One of the requirements for presidential candidates is that they should be natural-born Filipino citizens.
“Sana yung Korte Suprema dito sa kanilang desisyon ay magbigay ng todong kalinawan o paglilinaw sa sambayanan in their role as educator as far as the law is concerned [I hope that the Supreme Court, as educator, would explain its decision to the people in legal terms],” Aquino told reporters in an interview.
“Para maging klarung-klaro sa lahat ng ating mamamayan kung ano ba talaga ang alituntunin sa pagiging citizen or non-citizen ng ating bansa [For the people to clearly know the requirements for one to be a citizen and the bases for one to be called a non-citizen],” he said.
The President added that the tribunal should clarify how Poe reacquired her Filipino citizenship.

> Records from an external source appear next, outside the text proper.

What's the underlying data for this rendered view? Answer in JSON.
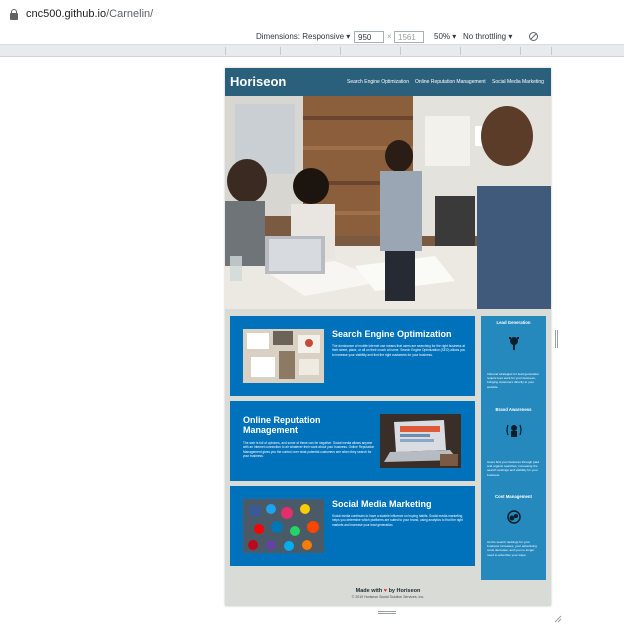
{
  "browser": {
    "url_host": "cnc500.github.io",
    "url_path": "/Carnelin/"
  },
  "devtools": {
    "dimensions_label": "Dimensions: Responsive",
    "width_value": "950",
    "times": "×",
    "height_value": "1561",
    "zoom": "50%",
    "throttle": "No throttling"
  },
  "site": {
    "logo": "Horiseon",
    "nav": [
      "Search Engine Optimization",
      "Online Reputation Management",
      "Social Media Marketing"
    ],
    "cards": [
      {
        "title": "Search Engine Optimization",
        "text": "The dominance of mobile internet use means that users are searching for the right business at their street, place, or all on their couch at home. Search Engine Optimization (SEO) allows you to increase your visibility and find the right customers for your business."
      },
      {
        "title": "Online Reputation Management",
        "text": "The web is full of opinions, and some of these can be negative. Social media allows anyone with an internet connection to air whatever their want about your business. Online Reputation Management gives you the control over what potential customers see when they search for your business."
      },
      {
        "title": "Social Media Marketing",
        "text": "Social media continues to have a sizable influence on buying habits. Social media marketing helps you determine which platforms are suited to your brand, using analytics to find the right markets and increase your lead generation."
      }
    ],
    "benefits": [
      {
        "title": "Lead Generation",
        "text": "Inbound strategies for lead generation require less work for your business, bringing customers directly to your website."
      },
      {
        "title": "Brand Awareness",
        "text": "Users find your business through paid and organic searches, increasing the search rankings and visibility for your business."
      },
      {
        "title": "Cost Management",
        "text": "As the search rankings for your business increases, your advertising costs decrease, and you no longer need to advertise your ways."
      }
    ],
    "footer": {
      "made_prefix": "Made with",
      "made_suffix": "by Horiseon",
      "copyright": "© 2019 Horiseon Social Solution Services, Inc."
    }
  },
  "colors": {
    "header": "#2a607c",
    "card": "#0072bb",
    "benefits": "#2589bd"
  }
}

She supposedly visited a consular office in 2011 to renounce her citizenship when she was already the chairman of the Movie and Television Review and Classification Board.
The High Court, voting of 9-6, on Tuesday reversed a decision of the Commission on Elections to disqualify Poe from running for President in the May 2016 elections.

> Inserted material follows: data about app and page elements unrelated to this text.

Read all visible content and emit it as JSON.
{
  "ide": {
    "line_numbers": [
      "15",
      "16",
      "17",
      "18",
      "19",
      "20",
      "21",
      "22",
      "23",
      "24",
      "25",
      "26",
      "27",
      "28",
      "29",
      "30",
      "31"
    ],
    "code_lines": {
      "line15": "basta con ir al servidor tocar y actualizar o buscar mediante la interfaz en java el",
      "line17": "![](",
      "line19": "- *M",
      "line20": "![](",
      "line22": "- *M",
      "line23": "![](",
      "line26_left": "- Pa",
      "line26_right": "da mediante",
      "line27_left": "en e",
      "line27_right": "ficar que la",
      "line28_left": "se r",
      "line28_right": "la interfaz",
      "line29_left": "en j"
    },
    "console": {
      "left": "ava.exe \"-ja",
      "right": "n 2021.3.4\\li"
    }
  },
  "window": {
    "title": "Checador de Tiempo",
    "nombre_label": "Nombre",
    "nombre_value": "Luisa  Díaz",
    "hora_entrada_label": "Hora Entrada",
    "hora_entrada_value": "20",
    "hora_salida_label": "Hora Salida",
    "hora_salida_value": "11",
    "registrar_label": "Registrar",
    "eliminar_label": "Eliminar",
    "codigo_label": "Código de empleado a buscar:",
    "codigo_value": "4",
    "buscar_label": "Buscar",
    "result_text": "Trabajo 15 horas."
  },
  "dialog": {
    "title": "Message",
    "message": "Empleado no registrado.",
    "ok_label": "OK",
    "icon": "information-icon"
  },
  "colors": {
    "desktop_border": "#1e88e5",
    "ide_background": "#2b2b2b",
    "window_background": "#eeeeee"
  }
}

The poll body, in its unanimous decision, said Poe is not a natural-born citizen and she also failed to meet the 10-year residency requirement imposed by law on presidential candidates.
The high tribunal is yet to come up with a ruling that will explain how majority of the justices came to their decision that Poe, a foundling, is a natural-born Filipino.
Aquino admitted that the SC decision will boost Poe’s candidacy.
“Gaano katagal? Hindi natin masabi ‘yan [For how long? We can’t say],” the President said.
Poe, who is running as an independent candidate, has consistently topped presidential surveys.
But Aquino said he will not worry about the effects of the SC decision, noting that they are beyond his control.
He noted the independence of the High Court, as four of his six appointees voted in Poe’s favor.